Current treatments for depression and PTSD only suppress symptoms, if they work at all. What if we could prevent these diseases from developing altogether? Neuroscientist and TED Fellow Rebecca Brachman shares the story of her team’s accidental discovery of a new class of drug that, for the first time ever, could prevent the negative effects of stress — and boost a person’s ability to recover and grow. Learn how these resilience-enhancing drugs could change the way we treat mental illness.
This talk was presented at an official TED conference, and was featured by our editors on the home page.
via Rebecca Brachman: A new class of drug that could prevent depression and PTSD | TED Talk
- Using a drug already approved for clinical trials, researchers were able to reduce brain damage and boost the growth of new brain cells in mice suffering from strokes.
- The research offers new hope to those dealing with the aftermath of strokes, which are the fifth leading cause of death in the United States.
OLD DRUG, NEW TREATMENT
Researchers from the University of Manchester have developed a new treatment that could limit the damage caused by strokes and also promote repair in the affected area of the brain. What’s more, the drug they’re using has already been clinically approved.
The researchers’ study is published in Brain, Behavior and Immunity, and it recounts how they developed their treatment using mice bred to develop ischemic strokes, the most prevalent type of stroke and one that occurs when an artery that supplies oxygen-rich blood to the brain is blocked. Soon after the mice experienced a stroke, the researchers treated them with interleukin-1 receptor antagonist (IL-1Ra), an anti-inflammatory drug that is already licensed for use in treating rheumatoid arthritis.
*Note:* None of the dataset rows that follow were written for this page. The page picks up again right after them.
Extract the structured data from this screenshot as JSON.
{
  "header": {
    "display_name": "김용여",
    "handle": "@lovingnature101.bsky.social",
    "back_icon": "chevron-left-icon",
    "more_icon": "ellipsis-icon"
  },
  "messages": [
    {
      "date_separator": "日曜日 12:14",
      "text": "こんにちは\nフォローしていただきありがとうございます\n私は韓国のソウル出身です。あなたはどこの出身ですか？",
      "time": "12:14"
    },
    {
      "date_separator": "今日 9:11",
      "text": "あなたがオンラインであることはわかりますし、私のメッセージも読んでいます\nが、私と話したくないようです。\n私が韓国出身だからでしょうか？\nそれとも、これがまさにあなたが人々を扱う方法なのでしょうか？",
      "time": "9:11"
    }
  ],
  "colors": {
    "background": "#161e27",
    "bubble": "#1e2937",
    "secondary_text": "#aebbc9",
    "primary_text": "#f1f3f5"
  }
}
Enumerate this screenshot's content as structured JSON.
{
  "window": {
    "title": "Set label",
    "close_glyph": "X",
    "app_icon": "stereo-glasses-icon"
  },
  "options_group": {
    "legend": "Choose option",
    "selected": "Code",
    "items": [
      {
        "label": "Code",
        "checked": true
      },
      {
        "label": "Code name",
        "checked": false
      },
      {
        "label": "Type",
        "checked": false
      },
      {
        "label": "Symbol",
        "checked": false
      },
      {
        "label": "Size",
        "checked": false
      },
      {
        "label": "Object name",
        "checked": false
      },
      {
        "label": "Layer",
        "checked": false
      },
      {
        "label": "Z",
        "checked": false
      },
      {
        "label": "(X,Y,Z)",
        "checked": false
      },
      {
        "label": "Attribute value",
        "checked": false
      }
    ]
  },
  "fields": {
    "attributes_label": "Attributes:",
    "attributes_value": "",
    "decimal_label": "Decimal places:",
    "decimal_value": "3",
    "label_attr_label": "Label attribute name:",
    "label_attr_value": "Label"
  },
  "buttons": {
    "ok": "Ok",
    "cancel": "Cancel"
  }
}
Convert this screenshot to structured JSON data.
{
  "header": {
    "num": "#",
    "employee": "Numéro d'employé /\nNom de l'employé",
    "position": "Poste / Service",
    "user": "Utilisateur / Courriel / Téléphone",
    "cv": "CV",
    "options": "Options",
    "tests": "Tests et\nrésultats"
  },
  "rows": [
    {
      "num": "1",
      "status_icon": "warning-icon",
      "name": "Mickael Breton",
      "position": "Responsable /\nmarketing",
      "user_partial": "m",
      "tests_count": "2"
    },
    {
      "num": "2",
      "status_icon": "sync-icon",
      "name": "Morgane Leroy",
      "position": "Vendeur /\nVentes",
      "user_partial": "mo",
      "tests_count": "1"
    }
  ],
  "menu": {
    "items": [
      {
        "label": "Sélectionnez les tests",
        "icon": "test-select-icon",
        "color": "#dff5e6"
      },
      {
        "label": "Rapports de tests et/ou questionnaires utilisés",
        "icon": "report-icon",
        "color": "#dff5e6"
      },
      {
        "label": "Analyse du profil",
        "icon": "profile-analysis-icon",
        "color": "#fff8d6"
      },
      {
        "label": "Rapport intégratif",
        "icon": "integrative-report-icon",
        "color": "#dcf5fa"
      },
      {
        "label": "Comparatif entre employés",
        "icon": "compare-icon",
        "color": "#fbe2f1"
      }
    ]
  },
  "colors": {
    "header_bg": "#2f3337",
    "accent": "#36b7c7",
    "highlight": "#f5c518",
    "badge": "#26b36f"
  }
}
They noticed a reduction in the amount of brain damage typically observed after a stroke and also noted that the drug boosted neurogenesis (the birth of new cells) in the areas that did experience brain damage in the days following the treatment. The mice even regained the motor skills they lost due to the stroke.
HOPE FOR A CURE
Stroke is the fifth leading cause of death in the United States and about 800,000 people suffer from one each year, according to the Centers for Disease Control and Prevention (CDC). They occur when the flow of blood to the brain is interrupted, usually due to a blood clot or a buildup of fat that broke off from the arteries and traveled to the brain. The condition is extremely dangerous because brain cells can die within a few minutes of the stroke, causing permanent damage or even death.
We still don’t have a treatment to adequately prevent or reverse the damage to the brain caused by strokes, but the Manchester researchers believe that their development could change that. Though they are still in early stages of clinical trials, they hope to eventually move on to larger trials and eventually human testing. Together with other research, this new study offers hope to the thousands of people whose lives are impacted by strokes worldwide.
Source: This FDA Approved Drug Could Permanently Repair Brain Damage in Stroke Victims
There is currently no therapeutic drug treatment for traumatic brain injury (TBI) despite decades of experimental clinical trials. This may be because the mechanistic pathways for improving TBI outcomes have yet to be identified and exploited. As such, there remains a need to seek out new molecular targets and their drug candidates to find new treatments for TBI. This review presents supporting evidence for cathepsin B, a cysteine protease, as a potentially important drug target for TBI. Cathepsin B expression is greatly up-regulated in TBI animal models, as well as in trauma patients. Importantly, knockout of the cathepsin B gene in TBI mice results in substantial improvements of TBI-caused deficits in behavior, pathology, and biomarkers, as well as improvements in related injury models. During the process of TBI-induced injury, cathepsin B likely escapes the lysosome, its normal subcellular location, into the cytoplasm or extracellular matrix (ECM) where the unleashed proteolytic power causes destruction via necrotic, apoptotic, autophagic, and activated glia-induced cell death, together with ECM breakdown and inflammation. Significantly, chemical inhibitors of cathepsin B are effective for improving deficits in TBI and related injuries including ischemia, cerebral bleeding, cerebral aneurysm, edema, pain, infection, rheumatoid arthritis, epilepsy, Huntington’s disease, multiple sclerosis, and Alzheimer’s disease. The inhibitor E64d is unique among cathepsin B inhibitors in being the only compound to have demonstrated oral efficacy in a TBI model and prior safe use in man and as such it is an excellent tool compound for preclinical testing and clinical compound development. These data support the conclusion that drug development of cathepsin B inhibitors for TBI treatment should be accelerated.
Source: Frontiers | Cathepsin B is a New Drug Target for Traumatic Brain Injury Therapeutics: Evidence for E64d as a Promising Lead Drug Candidate | Neurotrauma